> EXERCISE REQUIREMENTS
Work out how many lines below contain the word "label", then give that number alone.

> MATERIAL SHOWN
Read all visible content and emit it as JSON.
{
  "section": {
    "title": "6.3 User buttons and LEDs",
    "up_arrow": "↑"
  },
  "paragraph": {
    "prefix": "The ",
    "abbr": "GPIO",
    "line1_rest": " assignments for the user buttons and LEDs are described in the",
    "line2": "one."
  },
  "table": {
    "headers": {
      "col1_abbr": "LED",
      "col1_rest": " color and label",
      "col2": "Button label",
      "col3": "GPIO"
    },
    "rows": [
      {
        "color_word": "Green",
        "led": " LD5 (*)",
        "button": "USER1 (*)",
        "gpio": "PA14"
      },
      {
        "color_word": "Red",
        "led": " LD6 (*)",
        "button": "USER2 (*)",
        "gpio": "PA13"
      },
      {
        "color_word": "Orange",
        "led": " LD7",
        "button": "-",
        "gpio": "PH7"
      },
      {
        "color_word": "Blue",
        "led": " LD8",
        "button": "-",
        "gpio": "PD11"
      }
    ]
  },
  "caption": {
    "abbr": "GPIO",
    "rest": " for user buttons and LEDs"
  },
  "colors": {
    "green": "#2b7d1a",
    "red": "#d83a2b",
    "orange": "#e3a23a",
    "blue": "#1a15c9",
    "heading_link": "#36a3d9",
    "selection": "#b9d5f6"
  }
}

> EXERCISE ANSWER
2